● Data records
---

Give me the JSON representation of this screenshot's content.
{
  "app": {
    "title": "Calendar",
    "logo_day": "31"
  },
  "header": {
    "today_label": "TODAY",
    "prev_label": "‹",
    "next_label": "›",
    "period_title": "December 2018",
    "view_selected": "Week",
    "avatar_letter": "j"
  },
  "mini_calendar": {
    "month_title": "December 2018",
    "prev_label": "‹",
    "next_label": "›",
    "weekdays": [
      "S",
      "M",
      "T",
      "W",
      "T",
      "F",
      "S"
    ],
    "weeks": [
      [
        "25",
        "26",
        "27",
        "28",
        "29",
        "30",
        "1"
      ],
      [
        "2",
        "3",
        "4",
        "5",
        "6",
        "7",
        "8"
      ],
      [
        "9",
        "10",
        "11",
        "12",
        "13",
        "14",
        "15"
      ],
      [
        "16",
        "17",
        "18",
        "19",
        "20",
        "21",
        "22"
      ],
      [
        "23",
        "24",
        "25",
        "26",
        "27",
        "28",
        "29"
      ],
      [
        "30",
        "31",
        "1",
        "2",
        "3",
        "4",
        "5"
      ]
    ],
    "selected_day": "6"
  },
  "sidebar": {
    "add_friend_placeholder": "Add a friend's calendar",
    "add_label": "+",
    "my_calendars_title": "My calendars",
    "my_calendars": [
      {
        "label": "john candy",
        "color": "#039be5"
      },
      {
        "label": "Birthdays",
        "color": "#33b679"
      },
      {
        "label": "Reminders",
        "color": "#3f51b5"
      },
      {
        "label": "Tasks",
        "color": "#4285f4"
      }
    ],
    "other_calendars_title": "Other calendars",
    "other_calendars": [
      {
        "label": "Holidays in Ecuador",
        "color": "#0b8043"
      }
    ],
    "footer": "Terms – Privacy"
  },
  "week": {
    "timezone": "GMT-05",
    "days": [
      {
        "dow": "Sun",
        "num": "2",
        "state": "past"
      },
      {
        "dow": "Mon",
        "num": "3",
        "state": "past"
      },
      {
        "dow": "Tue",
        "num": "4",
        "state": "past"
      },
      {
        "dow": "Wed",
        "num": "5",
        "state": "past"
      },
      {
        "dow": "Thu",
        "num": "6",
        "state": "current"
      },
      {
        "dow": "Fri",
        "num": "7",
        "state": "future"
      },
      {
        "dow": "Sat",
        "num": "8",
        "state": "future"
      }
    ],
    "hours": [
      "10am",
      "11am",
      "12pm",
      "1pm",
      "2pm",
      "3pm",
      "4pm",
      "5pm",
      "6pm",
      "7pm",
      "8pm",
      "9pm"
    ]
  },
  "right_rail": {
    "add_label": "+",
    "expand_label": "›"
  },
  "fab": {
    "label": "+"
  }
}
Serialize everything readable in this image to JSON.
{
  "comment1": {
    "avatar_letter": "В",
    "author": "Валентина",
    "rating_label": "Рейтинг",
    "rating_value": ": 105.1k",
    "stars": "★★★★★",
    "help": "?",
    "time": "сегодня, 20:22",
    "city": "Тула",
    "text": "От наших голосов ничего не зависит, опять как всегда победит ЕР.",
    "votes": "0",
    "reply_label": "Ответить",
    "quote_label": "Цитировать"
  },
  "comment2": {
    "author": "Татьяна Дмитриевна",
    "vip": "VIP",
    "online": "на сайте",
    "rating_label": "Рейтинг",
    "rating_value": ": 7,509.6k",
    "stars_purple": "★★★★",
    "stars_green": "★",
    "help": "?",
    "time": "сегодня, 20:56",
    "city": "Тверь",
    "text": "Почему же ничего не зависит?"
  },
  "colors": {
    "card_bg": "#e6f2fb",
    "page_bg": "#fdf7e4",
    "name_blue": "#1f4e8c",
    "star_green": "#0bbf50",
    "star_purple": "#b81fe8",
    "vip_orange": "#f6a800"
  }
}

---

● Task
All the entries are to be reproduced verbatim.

● Exercise solution
Give me the JSON representation of this screenshot's content.
{
  "app": {
    "title": "Calendar",
    "logo_day": "31"
  },
  "header": {
    "today_label": "TODAY",
    "prev_label": "‹",
    "next_label": "›",
    "period_title": "December 2018",
    "view_selected": "Week",
    "avatar_letter": "j"
  },
  "mini_calendar": {
    "month_title": "December 2018",
    "prev_label": "‹",
    "next_label": "›",
    "weekdays": [
      "S",
      "M",
      "T",
      "W",
      "T",
      "F",
      "S"
    ],
    "weeks": [
      [
        "25",
        "26",
        "27",
        "28",
        "29",
        "30",
        "1"
      ],
      [
        "2",
        "3",
        "4",
        "5",
        "6",
        "7",
        "8"
      ],
      [
        "9",
        "10",
        "11",
        "12",
        "13",
        "14",
        "15"
      ],
      [
        "16",
        "17",
        "18",
        "19",
        "20",
        "21",
        "22"
      ],
      [
        "23",
        "24",
        "25",
        "26",
        "27",
        "28",
        "29"
      ],
      [
        "30",
        "31",
        "1",
        "2",
        "3",
        "4",
        "5"
      ]
    ],
    "selected_day": "6"
  },
  "sidebar": {
    "add_friend_placeholder": "Add a friend's calendar",
    "add_label": "+",
    "my_calendars_title": "My calendars",
    "my_calendars": [
      {
        "label": "john candy",
        "color": "#039be5"
      },
      {
        "label": "Birthdays",
        "color": "#33b679"
      },
      {
        "label": "Reminders",
        "color": "#3f51b5"
      },
      {
        "label": "Tasks",
        "color": "#4285f4"
      }
    ],
    "other_calendars_title": "Other calendars",
    "other_calendars": [
      {
        "label": "Holidays in Ecuador",
        "color": "#0b8043"
      }
    ],
    "footer": "Terms – Privacy"
  },
  "week": {
    "timezone": "GMT-05",
    "days": [
      {
        "dow": "Sun",
        "num": "2",
        "state": "past"
      },
      {
        "dow": "Mon",
        "num": "3",
        "state": "past"
      },
      {
        "dow": "Tue",
        "num": "4",
        "state": "past"
      },
      {
        "dow": "Wed",
        "num": "5",
        "state": "past"
      },
      {
        "dow": "Thu",
        "num": "6",
        "state": "current"
      },
      {
        "dow": "Fri",
        "num": "7",
        "state": "future"
      },
      {
        "dow": "Sat",
        "num": "8",
        "state": "future"
      }
    ],
    "hours": [
      "10am",
      "11am",
      "12pm",
      "1pm",
      "2pm",
      "3pm",
      "4pm",
      "5pm",
      "6pm",
      "7pm",
      "8pm",
      "9pm"
    ]
  },
  "right_rail": {
    "add_label": "+",
    "expand_label": "›"
  },
  "fab": {
    "label": "+"
  }
}
Serialize everything readable in this image to JSON.
{
  "comment1": {
    "avatar_letter": "В",
    "author": "Валентина",
    "rating_label": "Рейтинг",
    "rating_value": ": 105.1k",
    "stars": "★★★★★",
    "help": "?",
    "time": "сегодня, 20:22",
    "city": "Тула",
    "text": "От наших голосов ничего не зависит, опять как всегда победит ЕР.",
    "votes": "0",
    "reply_label": "Ответить",
    "quote_label": "Цитировать"
  },
  "comment2": {
    "author": "Татьяна Дмитриевна",
    "vip": "VIP",
    "online": "на сайте",
    "rating_label": "Рейтинг",
    "rating_value": ": 7,509.6k",
    "stars_purple": "★★★★",
    "stars_green": "★",
    "help": "?",
    "time": "сегодня, 20:56",
    "city": "Тверь",
    "text": "Почему же ничего не зависит?"
  },
  "colors": {
    "card_bg": "#e6f2fb",
    "page_bg": "#fdf7e4",
    "name_blue": "#1f4e8c",
    "star_green": "#0bbf50",
    "star_purple": "#b81fe8",
    "vip_orange": "#f6a800"
  }
}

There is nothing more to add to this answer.